◆ Exercise data ◆
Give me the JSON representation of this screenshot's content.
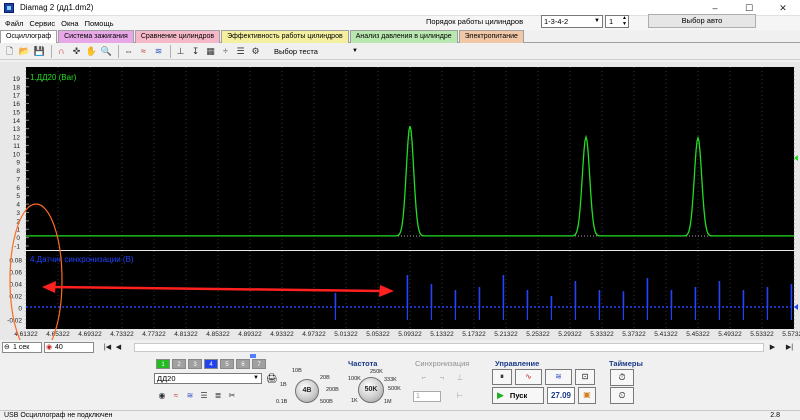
{
  "window": {
    "title": "Diamag 2 (дд1.dm2)",
    "controls": [
      "–",
      "☐",
      "✕"
    ]
  },
  "menu": [
    "Файл",
    "Сервис",
    "Окна",
    "Помощь"
  ],
  "cylinder_order": {
    "label": "Порядок работы цилиндров",
    "value": "1-3-4-2",
    "spin_value": "1",
    "auto_button": "Выбор авто"
  },
  "tabs": [
    {
      "label": "Осциллограф",
      "color": "#ffffff",
      "active": true
    },
    {
      "label": "Система зажигания",
      "color": "#e8a8e8"
    },
    {
      "label": "Сравнение цилиндров",
      "color": "#f4b8c8"
    },
    {
      "label": "Эффективность работы цилиндров",
      "color": "#f4f0a0"
    },
    {
      "label": "Анализ давления в цилиндре",
      "color": "#b8e8b0"
    },
    {
      "label": "Электропитание",
      "color": "#f0c8a8"
    }
  ],
  "toolbar": {
    "test_select": "Выбор теста"
  },
  "scope": {
    "ch1_label": "1.ДД20 (Bar)",
    "ch1_color": "#22dd22",
    "ch1_ticks": [
      "19",
      "18",
      "17",
      "16",
      "15",
      "14",
      "13",
      "12",
      "11",
      "10",
      "9",
      "8",
      "7",
      "6",
      "5",
      "4",
      "3",
      "2",
      "1",
      "0",
      "-1"
    ],
    "ch2_label": "4.Датчик синхронизации (В)",
    "ch2_color": "#2222ff",
    "ch2_ticks": [
      "0.08",
      "0.06",
      "0.04",
      "0.02",
      "0",
      "-0.02"
    ],
    "time_ticks": [
      "4.61322",
      "4.65322",
      "4.69322",
      "4.73322",
      "4.77322",
      "4.81322",
      "4.85322",
      "4.89322",
      "4.93322",
      "4.97322",
      "5.01322",
      "5.05322",
      "5.09322",
      "5.13322",
      "5.17322",
      "5.21322",
      "5.25322",
      "5.29322",
      "5.33322",
      "5.37322",
      "5.41322",
      "5.45322",
      "5.49322",
      "5.53322",
      "5.57322"
    ]
  },
  "chart_data": [
    {
      "type": "line",
      "title": "1.ДД20 (Bar)",
      "xlim": [
        4.61322,
        5.57322
      ],
      "ylim": [
        -1,
        20
      ],
      "series": [
        {
          "name": "1.ДД20 (Bar)",
          "x": [
            4.61322,
            5.09,
            5.09322,
            5.096,
            5.31,
            5.31322,
            5.316,
            5.45,
            5.45322,
            5.456,
            5.57322
          ],
          "y": [
            0.2,
            0.2,
            13.3,
            0.2,
            0.2,
            12.0,
            0.2,
            0.2,
            11.9,
            0.2,
            0.2
          ]
        }
      ]
    },
    {
      "type": "line",
      "title": "4.Датчик синхронизации (В)",
      "xlim": [
        4.61322,
        5.57322
      ],
      "ylim": [
        -0.03,
        0.09
      ],
      "series": [
        {
          "name": "4.Датчик синхронизации (В)",
          "x": [
            5.0,
            5.09,
            5.12,
            5.15,
            5.18,
            5.21,
            5.24,
            5.27,
            5.3,
            5.33,
            5.36,
            5.39,
            5.42,
            5.45,
            5.48,
            5.51,
            5.54,
            5.57
          ],
          "y": [
            0.025,
            0.055,
            0.04,
            0.03,
            0.035,
            0.055,
            0.03,
            0.02,
            0.045,
            0.03,
            0.028,
            0.05,
            0.03,
            0.035,
            0.045,
            0.03,
            0.035,
            0.04
          ]
        }
      ]
    }
  ],
  "nav": {
    "time_scale": "1 сек",
    "count": "40",
    "buttons": [
      "|◀",
      "◀",
      "▶",
      "▶|"
    ]
  },
  "controls": {
    "channels": [
      {
        "label": "1",
        "color": "#22bb22"
      },
      {
        "label": "2",
        "color": "#a0a0a0"
      },
      {
        "label": "3",
        "color": "#a0a0a0"
      },
      {
        "label": "4",
        "color": "#2244ee"
      },
      {
        "label": "5",
        "color": "#a0a0a0"
      },
      {
        "label": "6",
        "color": "#a0a0a0"
      },
      {
        "label": "7",
        "color": "#a0a0a0"
      }
    ],
    "sensor": "ДД20",
    "range_knob": "4B",
    "range_labels": [
      "10B",
      "20B",
      "1B",
      "200B",
      "0.1B",
      "500B"
    ],
    "freq_title": "Частота",
    "freq_knob": "50K",
    "freq_labels": [
      "250K",
      "100K",
      "333K",
      "1K",
      "500K",
      "1M"
    ],
    "sync_title": "Синхронизация",
    "sync_select": "1",
    "manage_title": "Управление",
    "run_label": "Пуск",
    "run_value": "27.09",
    "timers_title": "Таймеры"
  },
  "status": {
    "text": "USB Осциллограф не подключен",
    "version": "2.8"
  }
}
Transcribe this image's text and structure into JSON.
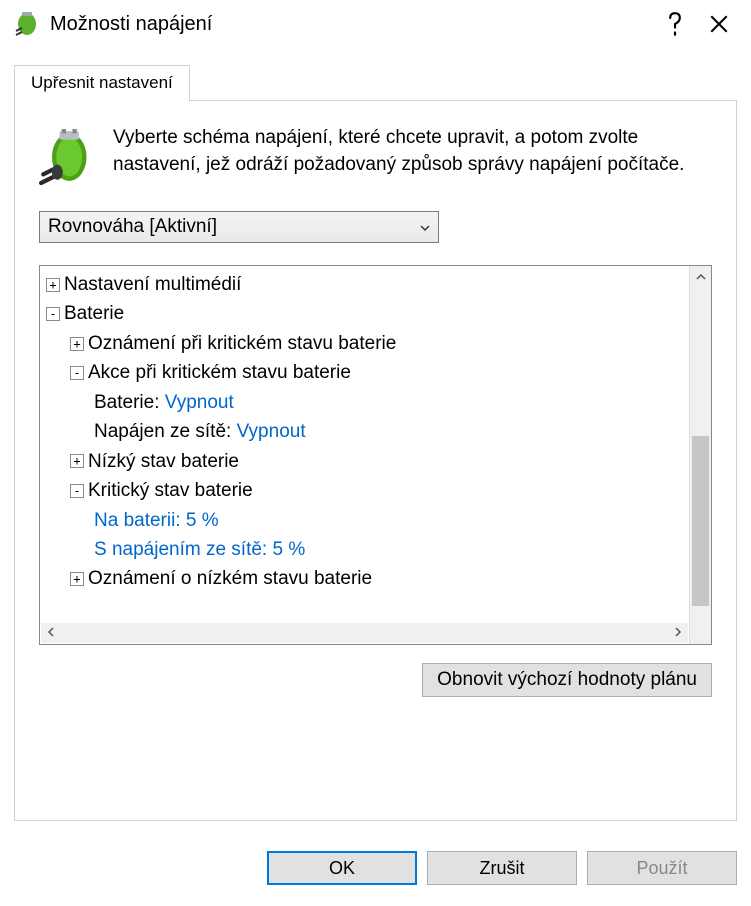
{
  "window": {
    "title": "Možnosti napájení"
  },
  "tab": {
    "advanced": "Upřesnit nastavení"
  },
  "description": "Vyberte schéma napájení, které chcete upravit, a potom zvolte nastavení, jež odráží požadovaný způsob správy napájení počítače.",
  "plan": {
    "selected": "Rovnováha [Aktivní]"
  },
  "tree": {
    "multimedia": {
      "label": "Nastavení multimédií",
      "expanded": false
    },
    "battery": {
      "label": "Baterie",
      "expanded": true,
      "critical_notification": {
        "label": "Oznámení při kritickém stavu baterie",
        "expanded": false
      },
      "critical_action": {
        "label": "Akce při kritickém stavu baterie",
        "expanded": true,
        "on_battery_label": "Baterie:",
        "on_battery_value": "Vypnout",
        "plugged_label": "Napájen ze sítě:",
        "plugged_value": "Vypnout"
      },
      "low_level": {
        "label": "Nízký stav baterie",
        "expanded": false
      },
      "critical_level": {
        "label": "Kritický stav baterie",
        "expanded": true,
        "on_battery": "Na baterii: 5 %",
        "plugged": "S napájením ze sítě: 5 %"
      },
      "low_notification": {
        "label": "Oznámení o nízkém stavu baterie",
        "expanded": false
      }
    }
  },
  "buttons": {
    "restore": "Obnovit výchozí hodnoty plánu",
    "ok": "OK",
    "cancel": "Zrušit",
    "apply": "Použít"
  }
}
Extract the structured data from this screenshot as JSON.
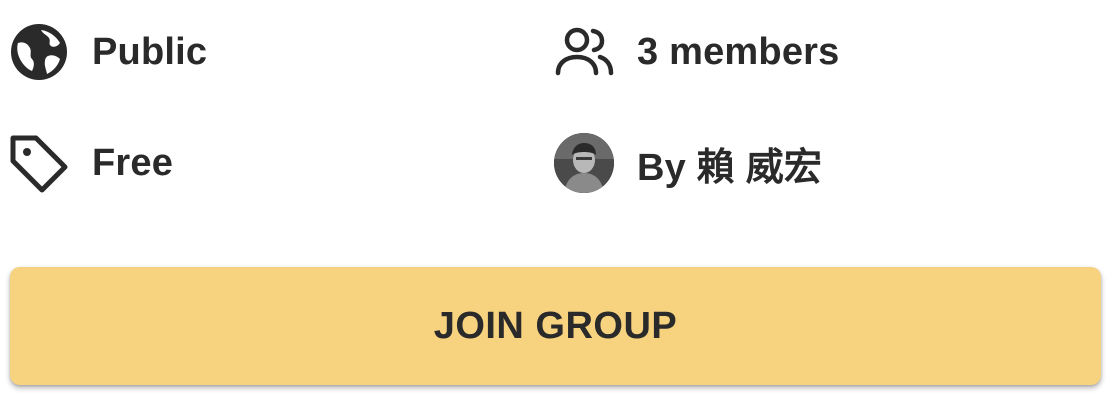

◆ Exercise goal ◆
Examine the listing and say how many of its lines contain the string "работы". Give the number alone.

◆ Response to this exercise ◆
2